By focusing on one type of Greek archaeology — the Kouros statues and similar — and examining the evolution within the type, a basic chronology presents itself. Archaeologists study artifacts, such as Greek sculpture, for similar attributes that allow them to group the artifacts into types. Both among types and within one type there may be an evolution of attributes that archaeologists can use to place artifacts into a relative chronology (Renfrew and Bahn 2018:111). This understanding of which attributes unite a type and which have evolved over time provide insight into where a type fits within a larger timeline.
The New York Kouros (Figure 1) and Kroisos (Figure 2) are two examples within the the Kouros type. Both share a frontal orientation and similar stance of one foot in front of the other with evenly distributed weight. They are nude male youth, larger than life and highly stylized. Their hair is in unnaturally linear braids and their muscle is largely denoted by lines and partitioning of the body. However, the Kroisos’s hair falls with the curve of its neck and shoulders, and its abdominal muscles and knee caps are semi-realistically modeled. By contrast the New York Kouros’s hair comes down in a straight sheath and its muscle exists primarily as faint lines across the chest and winged bulges above the knees. Kroisos’s progression towards naturalization indicates that it was created after the New York Kouros.
A third sculptural example, Polykleitos’s Doryphoros (Figure 3), differentiates itself from the Kouroi most notably though contrapposto, “bearing the weight on one straight leg, while the other is bent” (Museum of Art and Archaeology [MAA] 2019:1) which is “counterbalanced by the arms, one of which is flexed while the other hangs relaxed by the side” (MAA 2019:1). This more realistic posture causes the Doryphoros to begin to blend into a new type, but it still shares many attributes with the Kouroi. It remains a young nude male with a partitioned body structure evident most clearly in the distinct curve at the hips and in the overly stylized abdominal muscles.
Studying these ancient artifacts through an archaeological lens allows them to be categorized together and placed into a larger historical context. Because of the distinctive features that define the Kouroi, the Doryphoros, and other similar sculpture, it is evident that they belong to a specific period of Greek history. Initially artist “were presenting images to be read, not compared with life” (Rumy 2000:53) as inspired by the purposefulness of Egyptian sculpture (Rumy 2000:53). Later works within the type, such as the Doryphoros, are increasingly interested in an accurate representation of the human body making them bleed into a new period (MAA 2019:1). This evolution from Egyptian-inspired sculpture to more natural attributes indicates that the type follows the Greek Orientalizing Period and precedes the Classical Greek Period, placing the sculptural type in the Greek Archaic Period from 650 to 480 BCE (Rumy 2000:52).
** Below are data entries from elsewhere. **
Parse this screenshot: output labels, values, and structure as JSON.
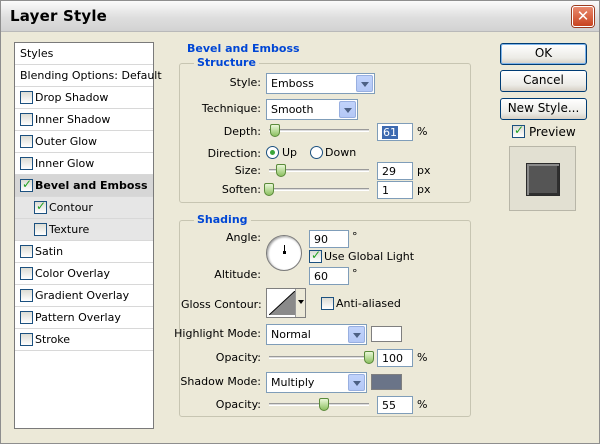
{
  "window": {
    "title": "Layer Style"
  },
  "styles_list": {
    "header": "Styles",
    "items": [
      {
        "label": "Blending Options: Default",
        "checkbox": false,
        "checked": false,
        "selected": false,
        "sub": false
      },
      {
        "label": "Drop Shadow",
        "checkbox": true,
        "checked": false,
        "selected": false,
        "sub": false
      },
      {
        "label": "Inner Shadow",
        "checkbox": true,
        "checked": false,
        "selected": false,
        "sub": false
      },
      {
        "label": "Outer Glow",
        "checkbox": true,
        "checked": false,
        "selected": false,
        "sub": false
      },
      {
        "label": "Inner Glow",
        "checkbox": true,
        "checked": false,
        "selected": false,
        "sub": false
      },
      {
        "label": "Bevel and Emboss",
        "checkbox": true,
        "checked": true,
        "selected": true,
        "sub": false
      },
      {
        "label": "Contour",
        "checkbox": true,
        "checked": true,
        "selected": false,
        "sub": true
      },
      {
        "label": "Texture",
        "checkbox": true,
        "checked": false,
        "selected": false,
        "sub": true
      },
      {
        "label": "Satin",
        "checkbox": true,
        "checked": false,
        "selected": false,
        "sub": false
      },
      {
        "label": "Color Overlay",
        "checkbox": true,
        "checked": false,
        "selected": false,
        "sub": false
      },
      {
        "label": "Gradient Overlay",
        "checkbox": true,
        "checked": false,
        "selected": false,
        "sub": false
      },
      {
        "label": "Pattern Overlay",
        "checkbox": true,
        "checked": false,
        "selected": false,
        "sub": false
      },
      {
        "label": "Stroke",
        "checkbox": true,
        "checked": false,
        "selected": false,
        "sub": false
      }
    ]
  },
  "bevel": {
    "section_title": "Bevel and Emboss",
    "structure_title": "Structure",
    "style_label": "Style:",
    "style_value": "Emboss",
    "technique_label": "Technique:",
    "technique_value": "Smooth",
    "depth_label": "Depth:",
    "depth_value": "61",
    "depth_unit": "%",
    "depth_fraction": 0.061,
    "direction_label": "Direction:",
    "direction_up": "Up",
    "direction_down": "Down",
    "direction_selected": "Up",
    "size_label": "Size:",
    "size_value": "29",
    "size_unit": "px",
    "size_fraction": 0.116,
    "soften_label": "Soften:",
    "soften_value": "1",
    "soften_unit": "px",
    "soften_fraction": 0.0
  },
  "shading": {
    "title": "Shading",
    "angle_label": "Angle:",
    "angle_value": "90",
    "angle_unit": "°",
    "use_global_light_label": "Use Global Light",
    "use_global_light_checked": true,
    "altitude_label": "Altitude:",
    "altitude_value": "60",
    "altitude_unit": "°",
    "gloss_contour_label": "Gloss Contour:",
    "anti_aliased_label": "Anti-aliased",
    "anti_aliased_checked": false,
    "highlight_mode_label": "Highlight Mode:",
    "highlight_mode_value": "Normal",
    "highlight_color": "#ffffff",
    "opacity_label": "Opacity:",
    "highlight_opacity_value": "100",
    "highlight_opacity_fraction": 1.0,
    "opacity_unit": "%",
    "shadow_mode_label": "Shadow Mode:",
    "shadow_mode_value": "Multiply",
    "shadow_color": "#6a7488",
    "shadow_opacity_value": "55",
    "shadow_opacity_fraction": 0.55
  },
  "buttons": {
    "ok": "OK",
    "cancel": "Cancel",
    "new_style": "New Style...",
    "preview_label": "Preview",
    "preview_checked": true
  },
  "icons": {
    "close": "close-icon",
    "check": "checkmark-icon",
    "dial": "angle-dial-icon",
    "contour": "contour-curve-icon"
  }
}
2000 Anatomy and the art of Archaic Greece. The Anatomical Record 261(2):50-56.
Museum of Art and Archaeology University of Missouri 2019 Doryphoros. Electronic document, https://maa.missouri.edu/gallery/doryphoros, accessed September 22, 209
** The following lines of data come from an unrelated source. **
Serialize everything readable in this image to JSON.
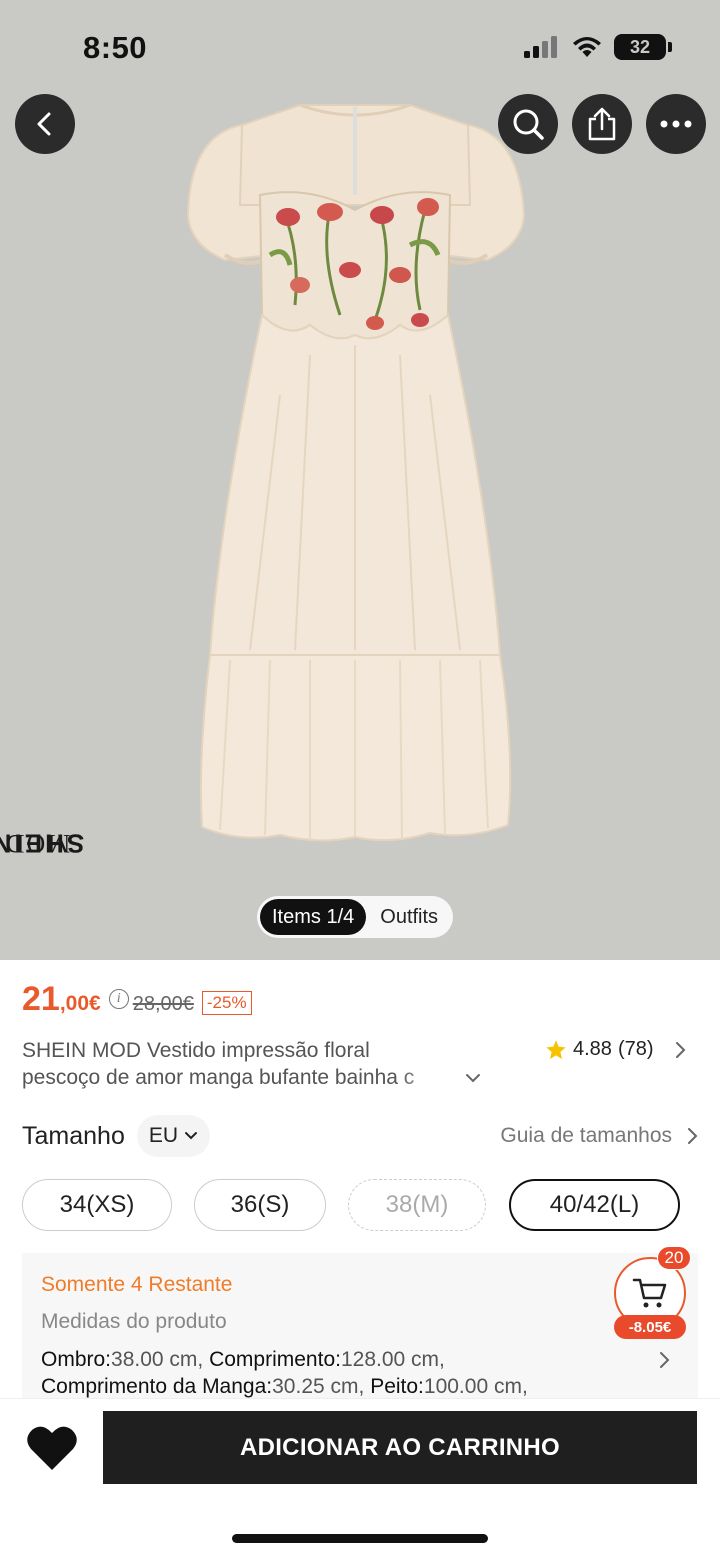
{
  "status_bar": {
    "time": "8:50",
    "battery": "32",
    "icons": [
      "signal-icon",
      "wifi-icon",
      "battery-icon"
    ]
  },
  "hero": {
    "brand_sheine": "SHEIN",
    "brand_mod": "MOD",
    "toggle": {
      "items_label": "Items 1/4",
      "outfits_label": "Outfits"
    },
    "buttons": [
      "back-icon",
      "search-icon",
      "share-icon",
      "more-icon"
    ]
  },
  "product": {
    "price_integer": "21",
    "price_decimal": ",00€",
    "price_original": "28,00€",
    "discount": "-25%",
    "title_line1": "SHEIN MOD Vestido impressão floral",
    "title_line2": "pescoço de amor manga bufante bainha c",
    "rating_value": "4.88",
    "rating_count": "(78)"
  },
  "size": {
    "label": "Tamanho",
    "region": "EU",
    "guide_label": "Guia de tamanhos",
    "options": [
      {
        "label": "34(XS)",
        "state": "available"
      },
      {
        "label": "36(S)",
        "state": "available"
      },
      {
        "label": "38(M)",
        "state": "unavailable"
      },
      {
        "label": "40/42(L)",
        "state": "selected"
      }
    ]
  },
  "stock": {
    "remaining": "Somente 4 Restante",
    "measures_title": "Medidas do produto",
    "shoulder_label": "Ombro:",
    "shoulder_value": "38.00 cm,",
    "length_label": "Comprimento:",
    "length_value": "128.00 cm,",
    "sleeve_label": "Comprimento da Manga:",
    "sleeve_value": "30.25 cm,",
    "chest_label": "Peito:",
    "chest_value": "100.00 cm,"
  },
  "cart": {
    "count": "20",
    "saving": "-8.05€"
  },
  "actions": {
    "add_to_cart": "ADICIONAR AO CARRINHO"
  },
  "colors": {
    "accent": "#e85a2b",
    "stock": "#f07c2a",
    "hero_bg": "#c9cac6",
    "button_dark": "#1f1f1f"
  }
}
Renfrew, Colin, and Paul G. Bahn
2018 Archaeology Essentials: Theories, Methods, Practice with 303 Illustrations. Fourth ed. Thames & Hudson Ltd, London.
A discussion of the differences between Kouros statues and Egyptian sculpture and the tools that made realism possible
The Study of Ancient Sculpture
A discussion of other ways to analyze and gain meaning from Greek sculpture